He’s been the leader of a Police Department embroiled in controversy, yet has largely worked below the radar.
Boston police superintendent in chief Gregory Long has served as acting commissioner since February, when newly appointed Commissioner Dennis White was hastily placed on leave pending an investigation into past domestic violence allegations. And Long has served as the official leader of the department’s operations since 2018, when former commissioner William Gross named him chief superintendent, in charge of all the department’s commanders.
Now, after nearly two decades out of public view, a new report has thrust Long’s leadership into the spotlight amid allegations that potential witnesses in the investigation into White were discouraged from cooperating, what was seen as an extension of the “Blue Wall of Silence” culture in which police officers protect each other.
Attorney Tamsin R. Kaplan, of Davis Malm, who was commissioned to investigate the allegations against White, alleged in her final report Friday that, of the 21 witnesses she sought for information, only seven cooperated. “One retired BPD officer told me that they had received at least five phone calls directing them not to talk with me,” she said. Another self-described retired police officer offered unsolicited information defending White. Kaplan wrote in her report, “They explained, ‘many people say don’t do anything against a police officer.”

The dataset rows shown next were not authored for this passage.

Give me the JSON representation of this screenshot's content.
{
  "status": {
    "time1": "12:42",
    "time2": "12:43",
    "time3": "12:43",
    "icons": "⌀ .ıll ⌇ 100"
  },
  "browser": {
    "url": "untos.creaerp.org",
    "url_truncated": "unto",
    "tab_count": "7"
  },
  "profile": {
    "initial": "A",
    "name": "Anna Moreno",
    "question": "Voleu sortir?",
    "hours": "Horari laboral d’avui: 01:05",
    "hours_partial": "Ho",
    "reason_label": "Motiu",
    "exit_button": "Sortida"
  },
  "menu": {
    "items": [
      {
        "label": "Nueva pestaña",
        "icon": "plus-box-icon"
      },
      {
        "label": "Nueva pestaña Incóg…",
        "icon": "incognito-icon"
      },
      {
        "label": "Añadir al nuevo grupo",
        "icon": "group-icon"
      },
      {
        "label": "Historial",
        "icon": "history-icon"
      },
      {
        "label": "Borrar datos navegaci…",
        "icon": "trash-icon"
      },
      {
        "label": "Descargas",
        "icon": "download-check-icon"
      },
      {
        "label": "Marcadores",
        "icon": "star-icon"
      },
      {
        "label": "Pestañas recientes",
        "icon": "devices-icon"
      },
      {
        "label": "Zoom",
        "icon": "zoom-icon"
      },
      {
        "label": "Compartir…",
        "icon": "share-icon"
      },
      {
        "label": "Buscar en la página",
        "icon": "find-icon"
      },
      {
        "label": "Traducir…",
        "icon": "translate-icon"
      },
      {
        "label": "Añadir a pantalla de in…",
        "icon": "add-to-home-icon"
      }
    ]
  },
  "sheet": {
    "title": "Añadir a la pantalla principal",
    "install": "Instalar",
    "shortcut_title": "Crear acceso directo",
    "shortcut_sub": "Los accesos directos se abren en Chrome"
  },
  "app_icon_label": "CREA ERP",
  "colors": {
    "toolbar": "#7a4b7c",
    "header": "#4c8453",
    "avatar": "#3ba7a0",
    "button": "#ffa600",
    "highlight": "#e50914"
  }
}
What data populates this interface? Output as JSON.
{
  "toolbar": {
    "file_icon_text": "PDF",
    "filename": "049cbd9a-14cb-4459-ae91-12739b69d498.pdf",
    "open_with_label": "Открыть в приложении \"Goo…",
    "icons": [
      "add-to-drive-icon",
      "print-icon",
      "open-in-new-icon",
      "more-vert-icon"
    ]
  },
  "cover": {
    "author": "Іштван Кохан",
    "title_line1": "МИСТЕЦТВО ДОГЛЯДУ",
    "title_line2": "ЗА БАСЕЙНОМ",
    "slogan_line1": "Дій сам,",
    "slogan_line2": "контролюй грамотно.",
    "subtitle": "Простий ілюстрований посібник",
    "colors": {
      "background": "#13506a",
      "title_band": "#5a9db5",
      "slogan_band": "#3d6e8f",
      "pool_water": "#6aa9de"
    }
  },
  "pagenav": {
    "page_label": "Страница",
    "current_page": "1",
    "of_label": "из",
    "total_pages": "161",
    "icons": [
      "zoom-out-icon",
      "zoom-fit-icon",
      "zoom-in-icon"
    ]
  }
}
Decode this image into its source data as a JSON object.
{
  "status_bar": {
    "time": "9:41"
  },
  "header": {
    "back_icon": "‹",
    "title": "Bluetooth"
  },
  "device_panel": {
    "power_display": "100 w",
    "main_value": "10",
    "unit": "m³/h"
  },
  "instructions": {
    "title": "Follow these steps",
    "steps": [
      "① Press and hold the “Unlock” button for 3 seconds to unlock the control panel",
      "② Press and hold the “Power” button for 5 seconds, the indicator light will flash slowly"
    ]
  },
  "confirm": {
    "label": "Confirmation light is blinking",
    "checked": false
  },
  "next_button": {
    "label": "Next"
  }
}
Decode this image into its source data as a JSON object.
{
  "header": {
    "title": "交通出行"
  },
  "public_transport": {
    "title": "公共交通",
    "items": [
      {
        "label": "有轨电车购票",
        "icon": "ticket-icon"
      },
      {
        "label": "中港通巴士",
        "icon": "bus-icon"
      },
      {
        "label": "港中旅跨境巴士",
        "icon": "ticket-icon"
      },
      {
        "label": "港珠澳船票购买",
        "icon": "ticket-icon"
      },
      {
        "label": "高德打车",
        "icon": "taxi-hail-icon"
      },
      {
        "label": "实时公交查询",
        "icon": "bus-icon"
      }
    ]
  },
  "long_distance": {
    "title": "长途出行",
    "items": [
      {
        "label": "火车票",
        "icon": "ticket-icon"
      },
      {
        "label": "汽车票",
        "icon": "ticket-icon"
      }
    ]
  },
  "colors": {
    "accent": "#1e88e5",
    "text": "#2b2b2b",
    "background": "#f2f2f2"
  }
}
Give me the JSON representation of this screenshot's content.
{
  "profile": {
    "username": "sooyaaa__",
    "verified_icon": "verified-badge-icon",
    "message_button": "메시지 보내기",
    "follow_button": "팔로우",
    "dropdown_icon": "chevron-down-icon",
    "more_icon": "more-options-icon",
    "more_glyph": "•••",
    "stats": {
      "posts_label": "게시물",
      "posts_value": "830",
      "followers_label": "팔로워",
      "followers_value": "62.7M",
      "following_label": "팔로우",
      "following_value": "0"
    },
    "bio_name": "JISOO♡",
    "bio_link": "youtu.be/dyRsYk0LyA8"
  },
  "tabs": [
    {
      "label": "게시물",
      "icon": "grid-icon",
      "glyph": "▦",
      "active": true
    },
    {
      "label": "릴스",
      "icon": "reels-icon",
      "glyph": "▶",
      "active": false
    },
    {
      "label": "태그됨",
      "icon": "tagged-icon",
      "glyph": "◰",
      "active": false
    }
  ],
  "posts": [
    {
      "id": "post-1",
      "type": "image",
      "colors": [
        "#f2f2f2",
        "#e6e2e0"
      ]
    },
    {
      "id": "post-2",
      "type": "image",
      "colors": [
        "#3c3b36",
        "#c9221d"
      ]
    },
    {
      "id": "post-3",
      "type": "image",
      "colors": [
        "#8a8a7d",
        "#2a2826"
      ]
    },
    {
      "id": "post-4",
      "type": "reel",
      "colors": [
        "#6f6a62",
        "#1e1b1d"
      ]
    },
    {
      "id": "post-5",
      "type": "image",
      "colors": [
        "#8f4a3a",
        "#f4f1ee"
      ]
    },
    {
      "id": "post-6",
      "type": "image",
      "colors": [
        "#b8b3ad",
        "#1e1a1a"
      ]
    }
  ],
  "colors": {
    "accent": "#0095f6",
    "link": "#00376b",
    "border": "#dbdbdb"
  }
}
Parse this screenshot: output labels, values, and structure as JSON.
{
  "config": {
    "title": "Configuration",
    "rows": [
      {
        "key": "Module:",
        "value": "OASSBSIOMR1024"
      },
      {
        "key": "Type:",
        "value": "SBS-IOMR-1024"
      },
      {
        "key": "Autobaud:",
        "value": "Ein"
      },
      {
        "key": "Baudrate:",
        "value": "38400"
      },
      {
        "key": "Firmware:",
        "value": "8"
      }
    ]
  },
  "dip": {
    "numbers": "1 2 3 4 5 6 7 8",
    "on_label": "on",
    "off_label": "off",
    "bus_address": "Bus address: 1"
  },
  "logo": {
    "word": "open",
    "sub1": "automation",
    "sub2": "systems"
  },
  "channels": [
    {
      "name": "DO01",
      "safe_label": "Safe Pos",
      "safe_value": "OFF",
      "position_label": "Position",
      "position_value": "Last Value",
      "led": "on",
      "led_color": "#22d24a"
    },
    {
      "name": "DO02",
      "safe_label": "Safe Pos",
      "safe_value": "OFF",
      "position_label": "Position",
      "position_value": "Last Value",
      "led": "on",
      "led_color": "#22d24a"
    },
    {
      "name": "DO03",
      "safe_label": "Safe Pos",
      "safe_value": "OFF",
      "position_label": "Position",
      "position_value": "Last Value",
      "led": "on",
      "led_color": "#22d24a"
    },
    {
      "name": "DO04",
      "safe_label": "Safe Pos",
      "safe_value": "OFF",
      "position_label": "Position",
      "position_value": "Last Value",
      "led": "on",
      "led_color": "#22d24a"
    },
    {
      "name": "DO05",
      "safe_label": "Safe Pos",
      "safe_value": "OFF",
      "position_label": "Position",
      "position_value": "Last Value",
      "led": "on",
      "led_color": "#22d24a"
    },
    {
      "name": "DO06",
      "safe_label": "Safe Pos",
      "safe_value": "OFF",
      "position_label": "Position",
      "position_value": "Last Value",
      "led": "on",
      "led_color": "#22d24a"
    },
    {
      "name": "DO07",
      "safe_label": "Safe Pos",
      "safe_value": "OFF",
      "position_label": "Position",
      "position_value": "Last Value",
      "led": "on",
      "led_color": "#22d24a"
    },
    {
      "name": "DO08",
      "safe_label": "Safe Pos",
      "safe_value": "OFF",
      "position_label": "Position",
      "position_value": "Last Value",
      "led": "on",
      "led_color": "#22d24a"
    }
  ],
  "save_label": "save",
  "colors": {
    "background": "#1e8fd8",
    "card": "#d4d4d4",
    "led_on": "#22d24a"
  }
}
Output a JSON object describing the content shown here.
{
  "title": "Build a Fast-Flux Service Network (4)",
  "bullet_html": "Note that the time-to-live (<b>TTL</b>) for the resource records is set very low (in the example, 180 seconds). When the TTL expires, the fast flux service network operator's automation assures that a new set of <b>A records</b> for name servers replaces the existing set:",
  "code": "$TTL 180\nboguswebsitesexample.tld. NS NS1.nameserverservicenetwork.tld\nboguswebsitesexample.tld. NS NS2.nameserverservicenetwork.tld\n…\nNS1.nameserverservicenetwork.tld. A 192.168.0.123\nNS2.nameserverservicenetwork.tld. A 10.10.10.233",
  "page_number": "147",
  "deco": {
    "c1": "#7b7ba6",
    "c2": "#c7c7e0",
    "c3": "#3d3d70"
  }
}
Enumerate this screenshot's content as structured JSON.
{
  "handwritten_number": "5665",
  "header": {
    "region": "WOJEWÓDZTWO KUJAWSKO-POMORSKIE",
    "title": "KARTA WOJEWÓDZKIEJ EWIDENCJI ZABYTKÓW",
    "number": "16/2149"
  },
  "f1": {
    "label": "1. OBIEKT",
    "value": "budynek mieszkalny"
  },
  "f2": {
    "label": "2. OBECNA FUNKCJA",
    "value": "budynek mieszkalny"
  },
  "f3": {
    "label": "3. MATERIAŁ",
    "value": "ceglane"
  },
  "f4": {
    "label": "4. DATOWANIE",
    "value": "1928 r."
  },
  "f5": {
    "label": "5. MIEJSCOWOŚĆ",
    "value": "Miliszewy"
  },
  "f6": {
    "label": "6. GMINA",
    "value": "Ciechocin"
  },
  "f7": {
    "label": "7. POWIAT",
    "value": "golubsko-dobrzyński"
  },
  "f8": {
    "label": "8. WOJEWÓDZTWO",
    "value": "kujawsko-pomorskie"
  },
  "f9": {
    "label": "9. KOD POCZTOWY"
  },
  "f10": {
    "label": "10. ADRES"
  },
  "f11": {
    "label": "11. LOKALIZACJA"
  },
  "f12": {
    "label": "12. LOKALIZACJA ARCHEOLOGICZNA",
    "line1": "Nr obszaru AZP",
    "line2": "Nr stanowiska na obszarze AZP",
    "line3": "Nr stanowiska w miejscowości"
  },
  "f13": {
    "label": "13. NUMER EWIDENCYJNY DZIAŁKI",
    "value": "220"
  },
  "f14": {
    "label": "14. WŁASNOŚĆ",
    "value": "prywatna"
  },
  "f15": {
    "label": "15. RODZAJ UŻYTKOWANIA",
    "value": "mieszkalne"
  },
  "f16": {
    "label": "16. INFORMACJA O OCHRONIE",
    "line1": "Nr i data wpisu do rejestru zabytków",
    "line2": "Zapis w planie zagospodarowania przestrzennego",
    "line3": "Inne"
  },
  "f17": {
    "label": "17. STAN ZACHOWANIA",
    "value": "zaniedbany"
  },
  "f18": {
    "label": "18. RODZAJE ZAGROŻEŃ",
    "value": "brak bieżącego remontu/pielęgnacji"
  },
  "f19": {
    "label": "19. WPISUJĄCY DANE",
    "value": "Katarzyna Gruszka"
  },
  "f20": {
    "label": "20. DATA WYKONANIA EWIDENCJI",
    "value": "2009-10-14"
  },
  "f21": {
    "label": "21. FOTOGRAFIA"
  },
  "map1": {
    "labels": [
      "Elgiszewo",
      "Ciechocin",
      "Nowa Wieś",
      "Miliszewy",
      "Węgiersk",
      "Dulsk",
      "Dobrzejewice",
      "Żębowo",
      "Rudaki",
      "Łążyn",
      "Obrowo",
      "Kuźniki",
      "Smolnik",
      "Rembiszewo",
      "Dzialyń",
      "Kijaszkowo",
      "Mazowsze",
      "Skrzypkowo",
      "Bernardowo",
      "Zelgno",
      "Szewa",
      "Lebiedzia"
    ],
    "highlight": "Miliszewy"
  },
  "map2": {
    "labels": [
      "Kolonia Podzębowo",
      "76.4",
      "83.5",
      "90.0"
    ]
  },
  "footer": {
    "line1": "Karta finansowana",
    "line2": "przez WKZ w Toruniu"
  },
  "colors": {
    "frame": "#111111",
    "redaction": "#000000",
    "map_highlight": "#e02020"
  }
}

Kaplan added that the city’s corporation counsel introduced her to Long by e-mail, after she sought help with interviews of current and retired Boston police officers. But still, Long “declined to provide assistance,” instead deferring to the mayor’s office, according to the report. She eventually interviewed active police officers without the assistance of Long.
Sergeant Detective John Boyle, the department spokesman, said he had no information about anyone from the Police Department suggesting witnesses should not cooperate.
“Superintendent in Chief Gregory Long believes in accountability and transparency within every rank of the police department, both civilian and sworn,” Boyle said in a statement. “The Boston Police Department continues our work around police reform through policy and training and look forward to working with the Office of Police Accountability and Transparency (OPAT) to achieve reforms recommended and enacted by the Boston Police Reform Task Force as well as Massachusetts Police Reform Legislation.”
Over the last several months, under Long’s tenure, the department has been criticized for being slow to embrace reforms that have been pushed in Boston, part of a national reckoning over accountability in policing.
The day after Long was appointed acting commissioner on Feb. 3, The Boston Globe requested his basic employment records, including any awards received. But the department has ignored those requests. The Globe has since appealed to the state Supervisor of Records, which last week ordered police to respond. So far, the department has not complied.
What little the department has made public shows that Long had previously headed up the department’s Bureau of Investigative Services, and has also served as commander of the special investigations and homicide units. He also served as a patrol and plainclothes officer in Mattapan, and was assigned to the Youth Violence Strike Force, the department’s antigang unit.
He was born and raised in Dorchester, a graduate of Boston Latin School, and earned a law degree from New England School of Law.
Internal affairs records the Globe had already obtained show he had faced at least two internal affairs probes. In 2004, Long and several other officers were accused of improper use of force, though the case was later determined unfounded, or not proven. Long faced another administrative inquiry in 2013 for allegedly being disrespectful, although the charge was also determined unfounded following an investigation.
Many of the reforms recommended last year by a Boston Police Reform Task Force have not been enacted, well past April’s six-month deadline. When the City Council held a hearing in March to measure the administration’s progress, no one showed up: Police brass instead sent a letter.
And earlier this month, Long joined other department leaders to defend the police during a City Council hearing over the department’s budget, refusing to guarantee the savings in overtime pay that councilors want to see in the next fiscal year’s spending plan. Instead, police commanders under Long requested more officers, saying injuries among current officers are already making it difficult to keep the department fully staffed.
City Councilor Ricardo Arroyo, who has pushed for several police reforms over the last year, said Long has had less of a public image than his predecessors, and focused more on the operations of the department. Arroyo, who has not met Long, attributed the difference to a “management style” that may have its own benefits. “He’s largely been someone who has kept the [department] running without being the face and public profile for the organization,” he said.
But, Arroyo added, “It’s certainly important that as we look toward changing the culture, reforming the process, that there’s a commissioner there that not only supports that but is also working toward those goals, and is working toward those goals in a public way.”
Long has not said publicly whether he would seek the post full term. Acting Mayor Kim Janey, who is looking to fire White based on Friday’s report, said she would set up an in-depth search for a new commissioner.